=== Begin Enclosure ===

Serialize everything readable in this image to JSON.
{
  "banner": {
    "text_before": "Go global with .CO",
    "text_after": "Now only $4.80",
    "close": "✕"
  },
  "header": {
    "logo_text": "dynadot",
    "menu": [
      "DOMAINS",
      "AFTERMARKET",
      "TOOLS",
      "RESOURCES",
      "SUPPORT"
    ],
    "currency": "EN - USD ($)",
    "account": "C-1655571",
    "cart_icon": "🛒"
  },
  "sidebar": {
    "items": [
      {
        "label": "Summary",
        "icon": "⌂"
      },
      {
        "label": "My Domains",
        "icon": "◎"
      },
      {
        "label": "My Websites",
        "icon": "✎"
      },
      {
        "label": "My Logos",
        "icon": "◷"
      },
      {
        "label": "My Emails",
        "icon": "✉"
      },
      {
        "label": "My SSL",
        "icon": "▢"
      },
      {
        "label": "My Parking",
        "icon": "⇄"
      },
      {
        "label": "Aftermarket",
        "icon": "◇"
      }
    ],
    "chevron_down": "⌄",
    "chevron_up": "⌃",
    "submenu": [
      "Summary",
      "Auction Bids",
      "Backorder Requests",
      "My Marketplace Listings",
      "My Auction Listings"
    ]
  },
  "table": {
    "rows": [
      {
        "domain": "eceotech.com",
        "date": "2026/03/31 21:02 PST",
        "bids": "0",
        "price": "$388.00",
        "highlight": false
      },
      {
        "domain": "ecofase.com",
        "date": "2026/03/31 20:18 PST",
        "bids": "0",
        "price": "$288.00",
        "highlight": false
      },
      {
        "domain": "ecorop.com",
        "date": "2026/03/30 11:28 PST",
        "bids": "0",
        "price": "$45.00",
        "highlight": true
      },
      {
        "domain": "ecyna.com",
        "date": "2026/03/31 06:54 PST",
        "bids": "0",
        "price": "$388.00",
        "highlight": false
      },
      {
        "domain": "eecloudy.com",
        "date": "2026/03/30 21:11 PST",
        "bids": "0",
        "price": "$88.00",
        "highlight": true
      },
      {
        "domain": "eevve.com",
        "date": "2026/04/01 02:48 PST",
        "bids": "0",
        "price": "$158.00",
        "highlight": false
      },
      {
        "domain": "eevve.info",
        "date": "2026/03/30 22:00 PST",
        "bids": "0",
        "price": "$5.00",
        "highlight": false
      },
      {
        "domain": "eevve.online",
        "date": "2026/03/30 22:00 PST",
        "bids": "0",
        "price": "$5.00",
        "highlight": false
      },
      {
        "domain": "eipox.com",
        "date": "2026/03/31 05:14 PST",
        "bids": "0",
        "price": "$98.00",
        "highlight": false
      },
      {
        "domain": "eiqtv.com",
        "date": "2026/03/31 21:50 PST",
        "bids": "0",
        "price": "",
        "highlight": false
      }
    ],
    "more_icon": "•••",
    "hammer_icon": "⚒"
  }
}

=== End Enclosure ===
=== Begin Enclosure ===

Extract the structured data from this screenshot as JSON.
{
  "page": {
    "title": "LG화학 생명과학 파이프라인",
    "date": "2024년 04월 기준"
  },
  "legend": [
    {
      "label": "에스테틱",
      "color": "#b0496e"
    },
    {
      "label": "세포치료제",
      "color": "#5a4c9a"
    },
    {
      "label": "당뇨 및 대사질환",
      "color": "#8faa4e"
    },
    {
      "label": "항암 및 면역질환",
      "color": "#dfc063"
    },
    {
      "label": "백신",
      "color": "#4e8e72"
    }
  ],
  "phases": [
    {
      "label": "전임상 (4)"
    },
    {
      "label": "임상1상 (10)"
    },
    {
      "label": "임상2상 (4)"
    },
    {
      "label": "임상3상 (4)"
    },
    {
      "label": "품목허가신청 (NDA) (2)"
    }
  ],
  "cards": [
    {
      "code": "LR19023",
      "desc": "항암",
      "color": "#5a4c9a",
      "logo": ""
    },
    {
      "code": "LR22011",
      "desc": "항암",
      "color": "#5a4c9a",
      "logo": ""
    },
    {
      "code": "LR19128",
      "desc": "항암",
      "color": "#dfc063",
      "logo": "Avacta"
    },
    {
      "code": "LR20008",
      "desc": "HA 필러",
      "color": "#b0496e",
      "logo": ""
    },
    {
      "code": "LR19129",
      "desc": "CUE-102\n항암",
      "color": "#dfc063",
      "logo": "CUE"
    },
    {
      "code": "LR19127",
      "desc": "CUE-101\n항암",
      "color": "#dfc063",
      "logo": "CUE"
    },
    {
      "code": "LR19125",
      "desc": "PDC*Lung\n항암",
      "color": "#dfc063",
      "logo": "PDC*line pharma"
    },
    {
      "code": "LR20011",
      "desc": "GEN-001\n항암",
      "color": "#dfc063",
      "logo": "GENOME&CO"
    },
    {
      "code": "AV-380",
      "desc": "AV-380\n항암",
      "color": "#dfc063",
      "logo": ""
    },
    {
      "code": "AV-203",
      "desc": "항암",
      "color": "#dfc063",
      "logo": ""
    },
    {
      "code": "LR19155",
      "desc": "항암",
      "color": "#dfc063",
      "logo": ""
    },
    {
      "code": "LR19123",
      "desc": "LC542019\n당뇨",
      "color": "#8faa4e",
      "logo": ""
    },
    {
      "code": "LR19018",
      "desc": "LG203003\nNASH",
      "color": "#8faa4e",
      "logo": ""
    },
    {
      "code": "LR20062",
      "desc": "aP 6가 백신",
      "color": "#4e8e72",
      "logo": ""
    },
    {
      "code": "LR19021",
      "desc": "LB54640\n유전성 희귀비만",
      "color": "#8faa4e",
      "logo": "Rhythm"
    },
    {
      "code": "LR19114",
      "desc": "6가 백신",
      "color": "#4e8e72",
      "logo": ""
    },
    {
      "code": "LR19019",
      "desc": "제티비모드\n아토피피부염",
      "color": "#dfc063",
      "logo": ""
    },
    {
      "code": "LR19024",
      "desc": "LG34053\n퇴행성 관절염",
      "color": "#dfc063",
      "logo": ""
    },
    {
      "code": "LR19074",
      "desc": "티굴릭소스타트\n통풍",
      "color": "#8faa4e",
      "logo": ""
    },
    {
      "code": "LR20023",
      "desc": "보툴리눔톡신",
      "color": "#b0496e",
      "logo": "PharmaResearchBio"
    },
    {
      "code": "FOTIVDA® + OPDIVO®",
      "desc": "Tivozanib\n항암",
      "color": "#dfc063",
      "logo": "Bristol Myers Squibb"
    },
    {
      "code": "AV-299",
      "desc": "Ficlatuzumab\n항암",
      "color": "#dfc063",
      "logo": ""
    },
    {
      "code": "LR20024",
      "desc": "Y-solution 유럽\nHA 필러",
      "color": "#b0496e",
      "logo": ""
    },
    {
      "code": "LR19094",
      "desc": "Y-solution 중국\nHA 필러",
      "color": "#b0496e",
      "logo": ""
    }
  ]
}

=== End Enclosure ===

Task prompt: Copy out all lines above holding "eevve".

Exercise answer:
        "domain": "eevve.com",
        "domain": "eevve.info",
        "domain": "eevve.online",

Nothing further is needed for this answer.